Myth: If I cancel my credit card, my credit score will improve 

Fact: This is a very bizarre credit card myth. Merely cancelling credit cards doesn’t improve your credit score. In fact, in the absence of a credit assessment tool (in this case your credit card) lenders may find it difficult to offer you loans. You should cancel a credit card only if you have too many cards and you want to consolidate the outstanding balance into one card. Otherwise, a credit card acts as an easy tool for lenders to monitor and assess your credit behaviour.

Remember, a credit card, if used prudently, will make your life easier. It is just a matter of being disciplined while using it and paying your bills on time.

Axis Bank offers a range of credit cards that come with a variety of benefits tailored to its customers' preferences. Customers are also entitled to Edge Reward points depending on their spending patterns. You can redeem them for a range of attractive deals and offers.

To know more about Axis Bank Credit Cards, visit us.
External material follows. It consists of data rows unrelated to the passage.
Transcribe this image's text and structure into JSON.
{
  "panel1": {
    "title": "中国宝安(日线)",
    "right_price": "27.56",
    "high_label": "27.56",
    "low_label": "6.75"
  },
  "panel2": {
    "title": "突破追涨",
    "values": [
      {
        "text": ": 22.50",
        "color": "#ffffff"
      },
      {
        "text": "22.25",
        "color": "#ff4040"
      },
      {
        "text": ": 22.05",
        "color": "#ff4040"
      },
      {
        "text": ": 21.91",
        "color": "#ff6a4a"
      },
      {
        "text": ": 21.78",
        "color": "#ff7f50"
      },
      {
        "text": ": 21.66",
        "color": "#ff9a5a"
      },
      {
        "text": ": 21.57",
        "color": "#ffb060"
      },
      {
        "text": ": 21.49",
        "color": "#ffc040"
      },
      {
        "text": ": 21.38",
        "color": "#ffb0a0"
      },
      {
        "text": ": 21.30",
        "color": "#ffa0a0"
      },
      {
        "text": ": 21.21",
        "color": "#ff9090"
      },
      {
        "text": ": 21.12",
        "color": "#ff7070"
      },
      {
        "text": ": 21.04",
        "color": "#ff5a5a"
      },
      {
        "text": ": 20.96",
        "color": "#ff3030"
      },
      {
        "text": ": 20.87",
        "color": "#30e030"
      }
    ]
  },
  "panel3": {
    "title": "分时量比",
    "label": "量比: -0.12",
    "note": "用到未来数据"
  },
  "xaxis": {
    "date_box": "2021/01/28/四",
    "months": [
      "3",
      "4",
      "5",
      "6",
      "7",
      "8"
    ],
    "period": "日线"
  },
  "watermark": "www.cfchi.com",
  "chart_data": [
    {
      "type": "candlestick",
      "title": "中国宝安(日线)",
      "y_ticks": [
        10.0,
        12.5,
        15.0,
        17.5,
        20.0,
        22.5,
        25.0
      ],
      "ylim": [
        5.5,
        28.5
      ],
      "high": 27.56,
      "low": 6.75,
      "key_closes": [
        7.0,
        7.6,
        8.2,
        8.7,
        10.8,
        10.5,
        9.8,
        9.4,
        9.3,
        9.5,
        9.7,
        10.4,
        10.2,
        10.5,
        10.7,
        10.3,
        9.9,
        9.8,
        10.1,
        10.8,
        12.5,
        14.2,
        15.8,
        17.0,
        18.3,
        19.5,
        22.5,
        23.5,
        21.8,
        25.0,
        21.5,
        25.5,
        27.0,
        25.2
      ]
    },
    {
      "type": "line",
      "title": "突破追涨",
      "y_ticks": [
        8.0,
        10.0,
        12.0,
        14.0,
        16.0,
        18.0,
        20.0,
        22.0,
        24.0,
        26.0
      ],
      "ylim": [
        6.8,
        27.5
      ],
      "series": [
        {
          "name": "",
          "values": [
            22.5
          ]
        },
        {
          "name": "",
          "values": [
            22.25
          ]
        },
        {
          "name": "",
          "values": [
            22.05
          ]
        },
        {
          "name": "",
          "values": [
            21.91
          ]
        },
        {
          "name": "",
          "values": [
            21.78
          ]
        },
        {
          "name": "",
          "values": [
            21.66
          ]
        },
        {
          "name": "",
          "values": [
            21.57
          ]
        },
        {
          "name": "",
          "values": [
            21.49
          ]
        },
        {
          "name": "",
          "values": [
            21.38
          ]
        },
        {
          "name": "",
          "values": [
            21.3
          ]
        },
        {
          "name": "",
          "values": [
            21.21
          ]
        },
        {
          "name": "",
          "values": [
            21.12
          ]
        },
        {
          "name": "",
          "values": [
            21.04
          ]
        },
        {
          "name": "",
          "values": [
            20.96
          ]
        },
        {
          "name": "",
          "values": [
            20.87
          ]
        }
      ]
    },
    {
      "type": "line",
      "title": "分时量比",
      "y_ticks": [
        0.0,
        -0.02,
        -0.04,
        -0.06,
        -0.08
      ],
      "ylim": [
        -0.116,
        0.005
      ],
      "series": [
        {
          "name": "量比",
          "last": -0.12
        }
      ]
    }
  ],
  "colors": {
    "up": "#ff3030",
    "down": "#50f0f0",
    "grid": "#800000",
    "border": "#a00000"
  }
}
Disclaimer: The Source, a Mumbai-based content creation and curation firm, has authored this article. Axis Bank does not influence the views of the author in any way. Axis Bank and The Source shall not be responsible for any direct/indirect loss or liability incurred by the reader for taking any financial decisions based on the contents and information. Please consult your financial advisor before making any financial decision.